I was introduced to Borg’s book back in February; the Archdeacon Bob Grigg spoke about it for his talk during our parish’s Lenten book study. At the time, I thought that, while the book sounded interesting enough, it didn’t rate rushing out to add it to my collection—principally because of how it seemed to be summarizing a number of ideas that I know fairly well. So I reserved it from the library, and just a few weeks ago, changed my hold status to active, and picked it up.

It summarizes a persuasive liberal reading of the Bible and of faith fairly well. The book doesn’t really build substantively on anything, or offer any new insights, though. My impression is that Borg has written a book that serves as an introduction, or as a starting point, for discussions/Christian Education sessions in parishes.
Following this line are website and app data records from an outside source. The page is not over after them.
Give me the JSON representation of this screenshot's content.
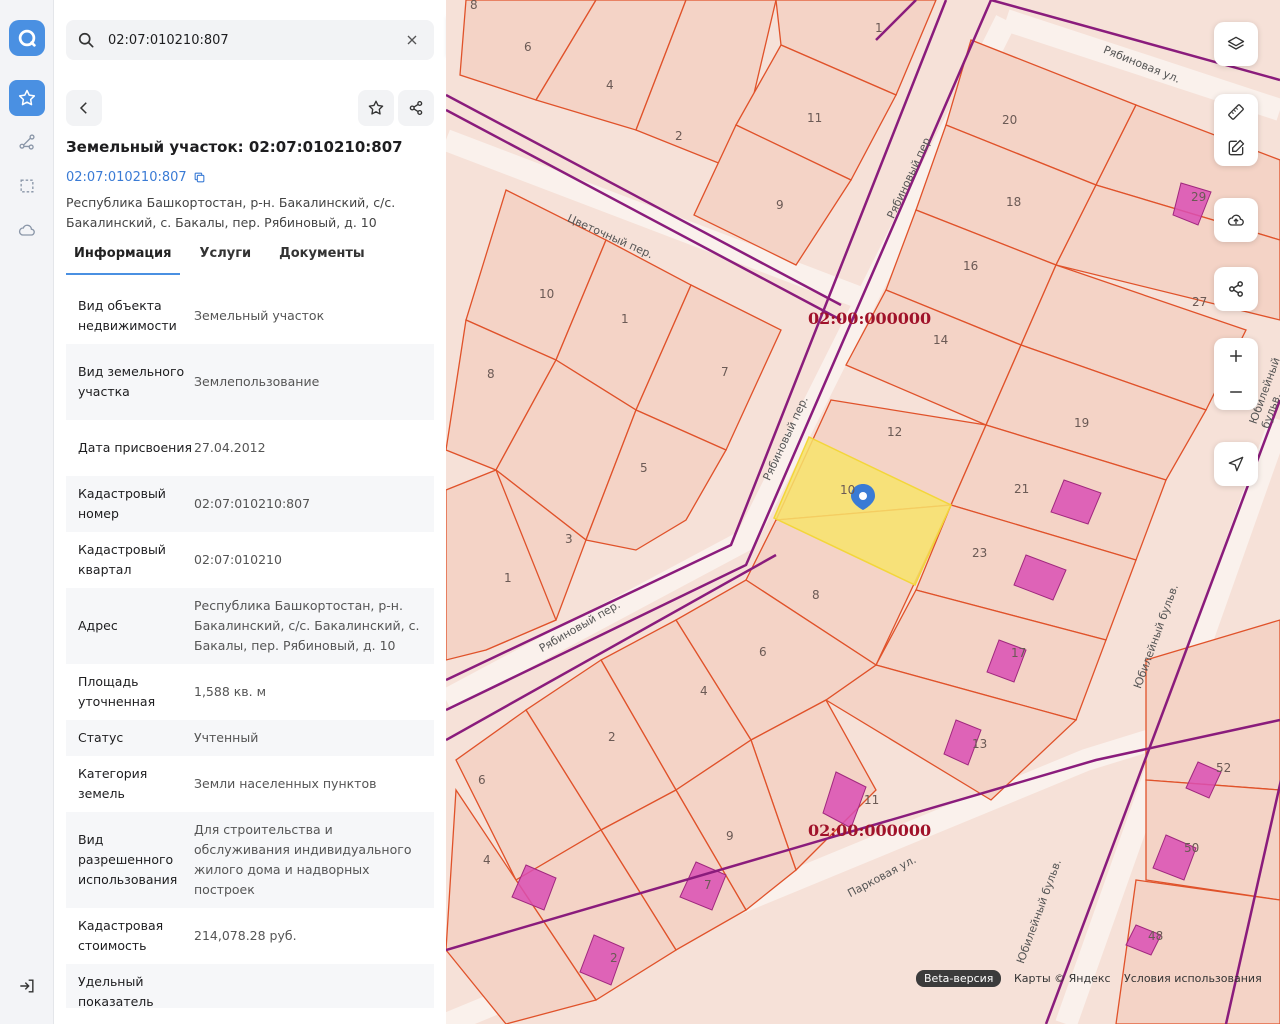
{
  "search": {
    "value": "02:07:010210:807"
  },
  "card": {
    "title": "Земельный участок: 02:07:010210:807",
    "cad_link": "02:07:010210:807",
    "address": "Республика Башкортостан, р-н. Бакалинский, с/с. Бакалинский, с. Бакалы, пер. Рябиновый, д. 10"
  },
  "tabs": [
    {
      "label": "Информация",
      "active": true
    },
    {
      "label": "Услуги",
      "active": false
    },
    {
      "label": "Документы",
      "active": false
    }
  ],
  "info": [
    {
      "key": "Вид объекта недвижимости",
      "value": "Земельный участок"
    },
    {
      "key": "Вид земельного участка",
      "value": "Землепользование"
    },
    {
      "key": "Дата присвоения",
      "value": "27.04.2012"
    },
    {
      "key": "Кадастровый номер",
      "value": "02:07:010210:807"
    },
    {
      "key": "Кадастровый квартал",
      "value": "02:07:010210"
    },
    {
      "key": "Адрес",
      "value": "Республика Башкортостан, р-н. Бакалинский, с/с. Бакалинский, с. Бакалы, пер. Рябиновый, д. 10"
    },
    {
      "key": "Площадь уточненная",
      "value": "1,588 кв. м"
    },
    {
      "key": "Статус",
      "value": "Учтенный"
    },
    {
      "key": "Категория земель",
      "value": "Земли населенных пунктов"
    },
    {
      "key": "Вид разрешенного использования",
      "value": "Для строительства и обслуживания индивидуального жилого дома и надворных построек"
    },
    {
      "key": "Кадастровая стоимость",
      "value": "214,078.28 руб."
    },
    {
      "key": "Удельный показатель",
      "value": ""
    }
  ],
  "map": {
    "streets": [
      "Рябиновая ул.",
      "Рябиновый пер.",
      "Цветочный пер.",
      "Рябиновый пер.",
      "Рябиновый пер.",
      "Юбилейный бульв.",
      "Парковая ул.",
      "Юбилейный бульв.",
      "Юбилейный бульв."
    ],
    "quarter_labels": [
      "02:00:000000",
      "02:00:000000"
    ],
    "parcel_numbers": [
      "8",
      "6",
      "4",
      "1",
      "2",
      "11",
      "9",
      "20",
      "18",
      "29",
      "16",
      "27",
      "14",
      "19",
      "12",
      "21",
      "10",
      "23",
      "17",
      "13",
      "11",
      "8",
      "6",
      "4",
      "2",
      "9",
      "7",
      "2",
      "4",
      "6",
      "10",
      "1",
      "7",
      "5",
      "3",
      "1",
      "8",
      "52",
      "50",
      "48"
    ],
    "highlight_color": "#f7e36b",
    "building_color": "#d94fb4",
    "parcel_line_color": "#e0522a",
    "quarter_line_color": "#8a1c7c"
  },
  "footer": {
    "beta": "Beta-версия",
    "maps_credit": "Карты © Яндекс",
    "terms": "Условия использования"
  },
  "colors": {
    "accent": "#4a90e2",
    "link": "#3a7bd5"
  },
  "icons": {
    "rail": [
      "logo-icon",
      "star-icon",
      "route-icon",
      "selection-icon",
      "cloud-icon",
      "logout-icon"
    ],
    "map_tools": [
      "layers-icon",
      "ruler-icon",
      "edit-icon",
      "upload-icon",
      "share-icon",
      "zoom-in-icon",
      "zoom-out-icon",
      "locate-icon"
    ]
  }
}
Borg’s essential argument is that Christianity today exists in two paradigms, with adherents falling into one or the other. There is the traditional paradigm—which he identifies with a literal reading of the bible, the school of the Left Behind novels, to which he refers so derisively and far too often—and the emerging paradigm that is more liberal and willing to accept metaphor as a basic tool for reading the Bible. He then elucidates what it means to be a Christian of the emerging paradigm.
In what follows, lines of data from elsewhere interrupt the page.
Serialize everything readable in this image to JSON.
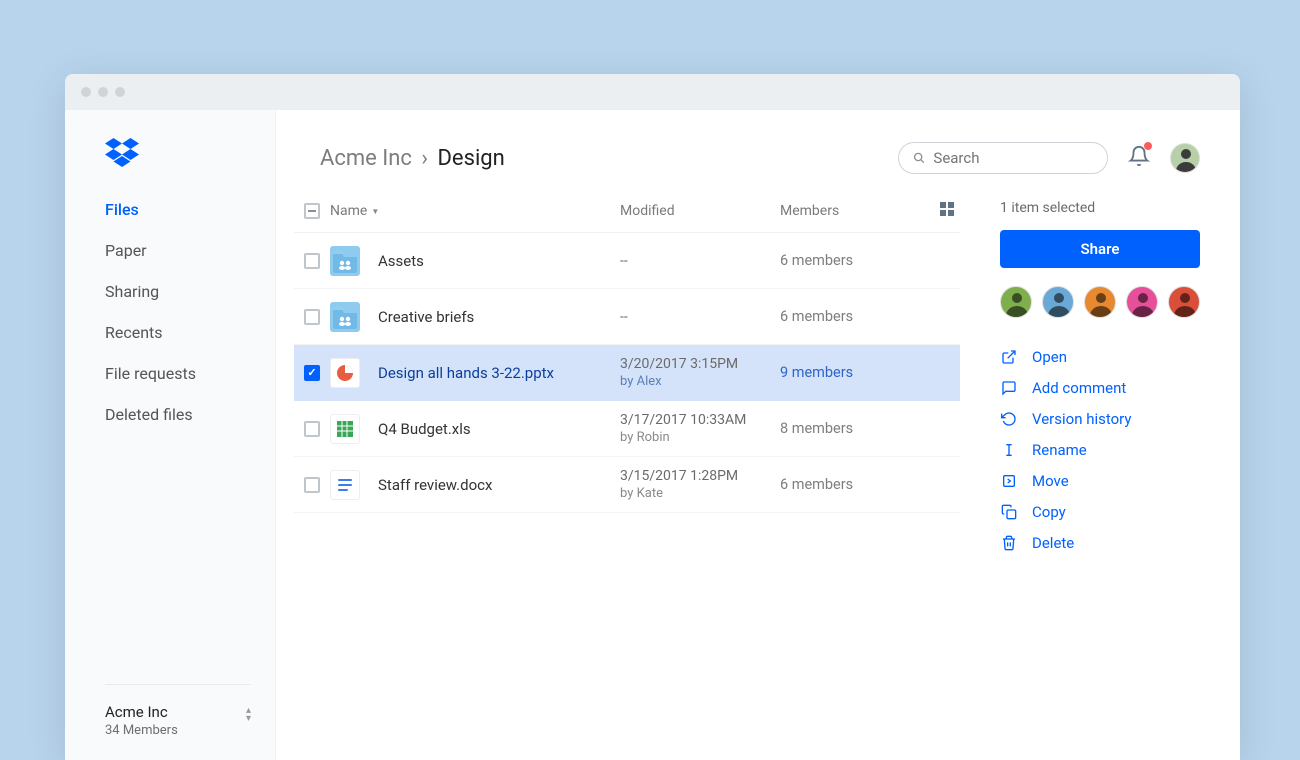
{
  "sidebar": {
    "nav": [
      {
        "label": "Files",
        "active": true
      },
      {
        "label": "Paper",
        "active": false
      },
      {
        "label": "Sharing",
        "active": false
      },
      {
        "label": "Recents",
        "active": false
      },
      {
        "label": "File requests",
        "active": false
      },
      {
        "label": "Deleted files",
        "active": false
      }
    ],
    "team_name": "Acme Inc",
    "team_members": "34 Members"
  },
  "header": {
    "crumb_root": "Acme Inc",
    "crumb_sep": "›",
    "crumb_current": "Design",
    "search_placeholder": "Search"
  },
  "columns": {
    "name": "Name",
    "modified": "Modified",
    "members": "Members"
  },
  "files": [
    {
      "selected": false,
      "icon": "folder",
      "name": "Assets",
      "modified": "--",
      "by": "",
      "members": "6 members"
    },
    {
      "selected": false,
      "icon": "folder",
      "name": "Creative briefs",
      "modified": "--",
      "by": "",
      "members": "6 members"
    },
    {
      "selected": true,
      "icon": "ppt",
      "name": "Design all hands 3-22.pptx",
      "modified": "3/20/2017 3:15PM",
      "by": "by Alex",
      "members": "9 members"
    },
    {
      "selected": false,
      "icon": "xls",
      "name": "Q4 Budget.xls",
      "modified": "3/17/2017 10:33AM",
      "by": "by Robin",
      "members": "8 members"
    },
    {
      "selected": false,
      "icon": "doc",
      "name": "Staff review.docx",
      "modified": "3/15/2017 1:28PM",
      "by": "by Kate",
      "members": "6 members"
    }
  ],
  "panel": {
    "selection": "1 item selected",
    "share_label": "Share",
    "avatar_colors": [
      "#7fae4c",
      "#6aa9d6",
      "#e8892f",
      "#e84f9a",
      "#d94f3a"
    ],
    "actions": [
      {
        "icon": "open",
        "label": "Open"
      },
      {
        "icon": "comment",
        "label": "Add comment"
      },
      {
        "icon": "history",
        "label": "Version history"
      },
      {
        "icon": "rename",
        "label": "Rename"
      },
      {
        "icon": "move",
        "label": "Move"
      },
      {
        "icon": "copy",
        "label": "Copy"
      },
      {
        "icon": "delete",
        "label": "Delete"
      }
    ]
  }
}
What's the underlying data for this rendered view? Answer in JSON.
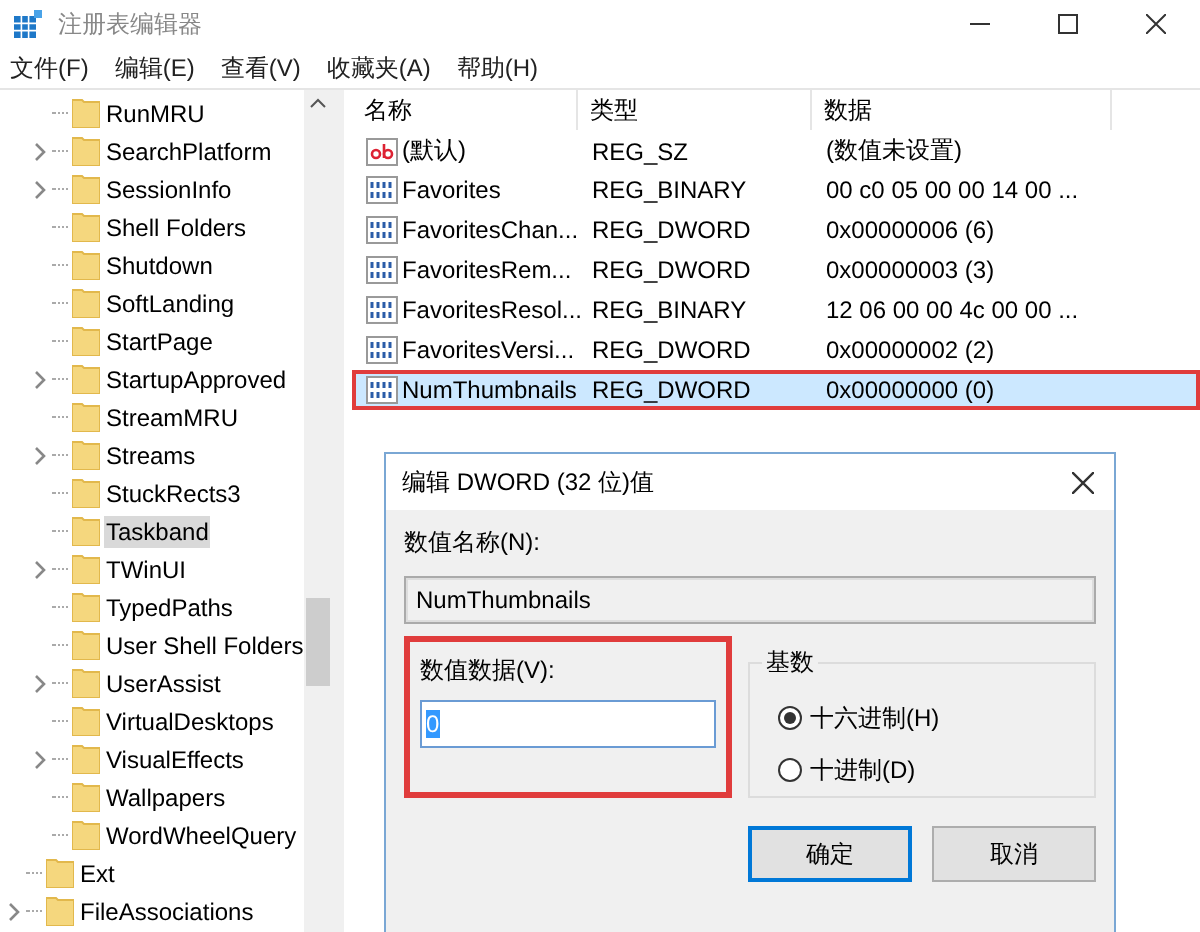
{
  "window": {
    "title": "注册表编辑器"
  },
  "menu": [
    "文件(F)",
    "编辑(E)",
    "查看(V)",
    "收藏夹(A)",
    "帮助(H)"
  ],
  "tree": {
    "branch_items": [
      {
        "label": "RunMRU",
        "expandable": false,
        "selected": false
      },
      {
        "label": "SearchPlatform",
        "expandable": true,
        "selected": false
      },
      {
        "label": "SessionInfo",
        "expandable": true,
        "selected": false
      },
      {
        "label": "Shell Folders",
        "expandable": false,
        "selected": false
      },
      {
        "label": "Shutdown",
        "expandable": false,
        "selected": false
      },
      {
        "label": "SoftLanding",
        "expandable": false,
        "selected": false
      },
      {
        "label": "StartPage",
        "expandable": false,
        "selected": false
      },
      {
        "label": "StartupApproved",
        "expandable": true,
        "selected": false
      },
      {
        "label": "StreamMRU",
        "expandable": false,
        "selected": false
      },
      {
        "label": "Streams",
        "expandable": true,
        "selected": false
      },
      {
        "label": "StuckRects3",
        "expandable": false,
        "selected": false
      },
      {
        "label": "Taskband",
        "expandable": false,
        "selected": true
      },
      {
        "label": "TWinUI",
        "expandable": true,
        "selected": false
      },
      {
        "label": "TypedPaths",
        "expandable": false,
        "selected": false
      },
      {
        "label": "User Shell Folders",
        "expandable": false,
        "selected": false
      },
      {
        "label": "UserAssist",
        "expandable": true,
        "selected": false
      },
      {
        "label": "VirtualDesktops",
        "expandable": false,
        "selected": false
      },
      {
        "label": "VisualEffects",
        "expandable": true,
        "selected": false
      },
      {
        "label": "Wallpapers",
        "expandable": false,
        "selected": false
      },
      {
        "label": "WordWheelQuery",
        "expandable": false,
        "selected": false
      }
    ],
    "items": [
      {
        "label": "Ext",
        "expandable": false,
        "selected": false
      },
      {
        "label": "FileAssociations",
        "expandable": true,
        "selected": false
      }
    ]
  },
  "table": {
    "columns": [
      "名称",
      "类型",
      "数据"
    ],
    "rows": [
      {
        "kind": "string",
        "name": "(默认)",
        "type": "REG_SZ",
        "data": "(数值未设置)",
        "selected": false,
        "highlighted": false
      },
      {
        "kind": "binary",
        "name": "Favorites",
        "type": "REG_BINARY",
        "data": "00 c0 05 00 00 14 00 ...",
        "selected": false,
        "highlighted": false
      },
      {
        "kind": "binary",
        "name": "FavoritesChan...",
        "type": "REG_DWORD",
        "data": "0x00000006 (6)",
        "selected": false,
        "highlighted": false
      },
      {
        "kind": "binary",
        "name": "FavoritesRem...",
        "type": "REG_DWORD",
        "data": "0x00000003 (3)",
        "selected": false,
        "highlighted": false
      },
      {
        "kind": "binary",
        "name": "FavoritesResol...",
        "type": "REG_BINARY",
        "data": "12 06 00 00 4c 00 00 ...",
        "selected": false,
        "highlighted": false
      },
      {
        "kind": "binary",
        "name": "FavoritesVersi...",
        "type": "REG_DWORD",
        "data": "0x00000002 (2)",
        "selected": false,
        "highlighted": false
      },
      {
        "kind": "binary",
        "name": "NumThumbnails",
        "type": "REG_DWORD",
        "data": "0x00000000 (0)",
        "selected": true,
        "highlighted": true
      }
    ]
  },
  "dialog": {
    "title": "编辑 DWORD (32 位)值",
    "name_label": "数值名称(N):",
    "name_value": "NumThumbnails",
    "data_label": "数值数据(V):",
    "data_value": "0",
    "data_highlighted": true,
    "base_label": "基数",
    "radios": [
      {
        "label": "十六进制(H)",
        "selected": true
      },
      {
        "label": "十进制(D)",
        "selected": false
      }
    ],
    "buttons": [
      {
        "label": "确定",
        "default": true
      },
      {
        "label": "取消",
        "default": false
      }
    ]
  }
}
My first major issue is with the idea that the traditional paradigm is in any way traditional, and not an approach to Christianity that started to gain its force within the last two hundred years; similarly, the emerging paradigm is hardly new—look at the authors of Essays and Reviews, the higher criticism, or, I don’t know, say, St. Augustine’s four-fold levels of exegesis (literal, tropological, allegorical, and anagogical)?

Borg doesn’t even contrast the two views especially well: the book is a defence of the emerging paradigm, and snide asides and attacks on the traditional method without ever acknowledging limitations in the emerging paradigm concern me: while I’m pretty much right there agreeing with him, I reject the idea that other approaches to faith have nothing to offer the growth of my own faith.

What he does, in the end, is to offer an explication for his own personal faith, and supports and defends most of his own positions relatively well—certainly well enough for an introductory text, if these ideas are new to a discussion/class-group.

My other major issue is with the writing; it feels sloppy throughout. There are a number of issues that better copy-reading and editing should have addressed, but most of my issues are with the never-ending stream of colloquialisms and just plain wacky constructions. While I understand the desire to write a readable and readily-accessible text that sounds much like conversation, such a text can be achieved without these distressing features.

So. Having written far more for this entry than I meant to, my summary? Read three books by Northrop Frye, and you’ll be in far, far better shape (and know far, far more than Borg will teach you): The Great Code, Words with Power, and The Double Vision. If you’re looking for a book to teach from, they’d still be better, but this is decent for a church setting.

Monday, August 02, 2004

Evelyn Waugh, The Loved One.

I've been a fan of Waugh's since fourth-year. I was supposed to be working on my thesis, so I read Brideshead Revisited. And then Decline and Fall. Vile Bodies, A Handfull of Dust, Sword of Honour... I've now finished most of them, and while I've owned a second-hand copy of The Loved One for a while now, I'd not gotten around to it.

Like all of Waugh, it's a bleak and viciously funny book. Dennis Barlow, a young English poet, has been fired by a studio, and is working at a pet cemetary and living with his uncle. The uncle dies, and Dennis goes to "Whispering Glades" to arrange the funeral. Astonished by the place (as was Waugh; his fascination with Forest Lawn was the inspiration for this novella), he falls in love with it even as he falls for Amy Thanatogenos, an assistant there who helps him. He woos her, and wackiness ensues.

It's a short, quick read, and I'm still amazed that I hadn't read it to this point. While a rather affected book, it's fun, and its savage satire is well-worth reading.